_WHAT YOU SHOULD DO_.
In the entries below, find the lines with the word "Create" and copy them.

------ DATA EXCERPTS ------

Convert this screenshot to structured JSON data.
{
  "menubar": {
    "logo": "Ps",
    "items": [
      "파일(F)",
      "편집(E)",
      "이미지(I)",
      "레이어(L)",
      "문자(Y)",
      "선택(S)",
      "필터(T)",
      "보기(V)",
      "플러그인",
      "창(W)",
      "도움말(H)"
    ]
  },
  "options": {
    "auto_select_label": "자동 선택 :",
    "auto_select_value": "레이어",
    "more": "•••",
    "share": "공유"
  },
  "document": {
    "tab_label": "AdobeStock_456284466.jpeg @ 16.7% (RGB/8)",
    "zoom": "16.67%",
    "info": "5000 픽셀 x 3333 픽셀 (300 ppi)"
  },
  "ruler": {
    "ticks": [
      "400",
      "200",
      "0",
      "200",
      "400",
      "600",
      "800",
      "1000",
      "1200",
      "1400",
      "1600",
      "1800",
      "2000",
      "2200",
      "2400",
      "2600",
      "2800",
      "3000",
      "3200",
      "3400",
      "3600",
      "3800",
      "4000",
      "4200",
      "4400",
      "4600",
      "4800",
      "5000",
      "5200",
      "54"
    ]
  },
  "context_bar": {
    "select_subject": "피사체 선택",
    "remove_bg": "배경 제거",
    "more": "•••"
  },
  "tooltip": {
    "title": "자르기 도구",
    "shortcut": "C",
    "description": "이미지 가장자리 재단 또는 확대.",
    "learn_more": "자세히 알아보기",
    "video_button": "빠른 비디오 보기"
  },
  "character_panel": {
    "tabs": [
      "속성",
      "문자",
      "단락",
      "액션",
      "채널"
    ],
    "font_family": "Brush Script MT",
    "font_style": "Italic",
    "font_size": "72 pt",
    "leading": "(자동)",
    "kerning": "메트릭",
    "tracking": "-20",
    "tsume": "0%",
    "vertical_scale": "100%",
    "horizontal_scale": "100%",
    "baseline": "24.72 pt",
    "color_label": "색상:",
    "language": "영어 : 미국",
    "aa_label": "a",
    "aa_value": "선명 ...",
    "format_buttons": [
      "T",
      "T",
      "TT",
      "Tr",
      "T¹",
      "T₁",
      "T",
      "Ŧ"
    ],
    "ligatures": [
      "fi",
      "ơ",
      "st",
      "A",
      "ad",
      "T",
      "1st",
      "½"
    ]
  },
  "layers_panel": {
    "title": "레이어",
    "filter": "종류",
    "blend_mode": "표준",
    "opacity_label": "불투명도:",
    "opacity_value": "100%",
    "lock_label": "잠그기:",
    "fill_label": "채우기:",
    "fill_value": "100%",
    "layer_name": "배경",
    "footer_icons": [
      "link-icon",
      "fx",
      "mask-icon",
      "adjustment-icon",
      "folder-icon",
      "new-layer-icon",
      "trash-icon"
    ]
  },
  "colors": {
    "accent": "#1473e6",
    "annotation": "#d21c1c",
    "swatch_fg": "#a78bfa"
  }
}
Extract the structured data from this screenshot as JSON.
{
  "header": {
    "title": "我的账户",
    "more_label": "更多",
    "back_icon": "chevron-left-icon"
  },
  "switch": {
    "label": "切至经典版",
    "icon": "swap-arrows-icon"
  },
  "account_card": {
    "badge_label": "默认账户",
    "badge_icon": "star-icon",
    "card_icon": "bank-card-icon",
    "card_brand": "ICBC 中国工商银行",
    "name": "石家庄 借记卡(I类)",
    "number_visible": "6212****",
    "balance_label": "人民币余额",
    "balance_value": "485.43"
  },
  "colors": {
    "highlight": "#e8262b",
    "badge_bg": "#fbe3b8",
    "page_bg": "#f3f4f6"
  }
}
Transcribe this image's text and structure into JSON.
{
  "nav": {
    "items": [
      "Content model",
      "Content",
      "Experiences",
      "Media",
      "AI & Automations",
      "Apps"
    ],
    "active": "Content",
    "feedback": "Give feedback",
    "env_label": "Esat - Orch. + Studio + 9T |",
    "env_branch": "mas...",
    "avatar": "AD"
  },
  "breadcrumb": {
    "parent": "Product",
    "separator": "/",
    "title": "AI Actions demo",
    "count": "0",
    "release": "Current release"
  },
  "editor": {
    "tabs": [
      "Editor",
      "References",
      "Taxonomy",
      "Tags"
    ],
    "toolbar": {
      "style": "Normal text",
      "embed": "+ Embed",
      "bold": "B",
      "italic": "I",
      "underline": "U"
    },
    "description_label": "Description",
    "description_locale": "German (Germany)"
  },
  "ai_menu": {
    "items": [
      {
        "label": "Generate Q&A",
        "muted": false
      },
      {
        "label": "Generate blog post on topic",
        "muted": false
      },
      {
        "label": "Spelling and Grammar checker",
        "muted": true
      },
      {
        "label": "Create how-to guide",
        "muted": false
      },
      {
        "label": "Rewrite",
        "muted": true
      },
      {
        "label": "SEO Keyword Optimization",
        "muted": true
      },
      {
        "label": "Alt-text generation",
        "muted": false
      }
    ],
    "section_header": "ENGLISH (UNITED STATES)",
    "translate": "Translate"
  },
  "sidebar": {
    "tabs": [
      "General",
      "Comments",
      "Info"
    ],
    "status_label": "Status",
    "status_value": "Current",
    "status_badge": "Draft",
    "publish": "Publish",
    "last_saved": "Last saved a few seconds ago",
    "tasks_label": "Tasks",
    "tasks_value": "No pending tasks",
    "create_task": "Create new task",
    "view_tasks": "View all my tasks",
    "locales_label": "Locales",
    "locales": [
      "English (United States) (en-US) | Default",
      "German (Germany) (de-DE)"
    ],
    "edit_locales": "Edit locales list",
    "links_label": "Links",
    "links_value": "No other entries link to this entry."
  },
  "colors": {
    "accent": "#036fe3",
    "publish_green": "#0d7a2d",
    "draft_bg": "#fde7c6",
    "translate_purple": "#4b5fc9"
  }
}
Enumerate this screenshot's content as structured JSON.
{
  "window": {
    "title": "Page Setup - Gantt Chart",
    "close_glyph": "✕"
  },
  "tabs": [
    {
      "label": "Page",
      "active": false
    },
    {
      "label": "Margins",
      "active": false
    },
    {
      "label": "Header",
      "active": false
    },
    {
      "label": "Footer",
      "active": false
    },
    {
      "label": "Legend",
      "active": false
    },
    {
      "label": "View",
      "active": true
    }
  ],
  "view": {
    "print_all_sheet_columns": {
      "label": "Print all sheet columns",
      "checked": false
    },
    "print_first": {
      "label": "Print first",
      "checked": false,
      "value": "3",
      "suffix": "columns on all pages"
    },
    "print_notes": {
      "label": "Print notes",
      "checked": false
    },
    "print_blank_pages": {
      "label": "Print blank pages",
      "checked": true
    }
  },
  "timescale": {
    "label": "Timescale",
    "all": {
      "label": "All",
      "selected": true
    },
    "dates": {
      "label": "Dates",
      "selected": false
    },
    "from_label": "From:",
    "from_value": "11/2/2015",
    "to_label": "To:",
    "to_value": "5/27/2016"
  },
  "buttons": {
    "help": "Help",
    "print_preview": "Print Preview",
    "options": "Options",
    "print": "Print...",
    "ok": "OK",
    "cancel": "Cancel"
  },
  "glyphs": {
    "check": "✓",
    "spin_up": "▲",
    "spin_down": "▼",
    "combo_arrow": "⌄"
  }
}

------

_TASK OUTPUT_.
        "label": "Create how-to guide",
    "create_task": "Create new task",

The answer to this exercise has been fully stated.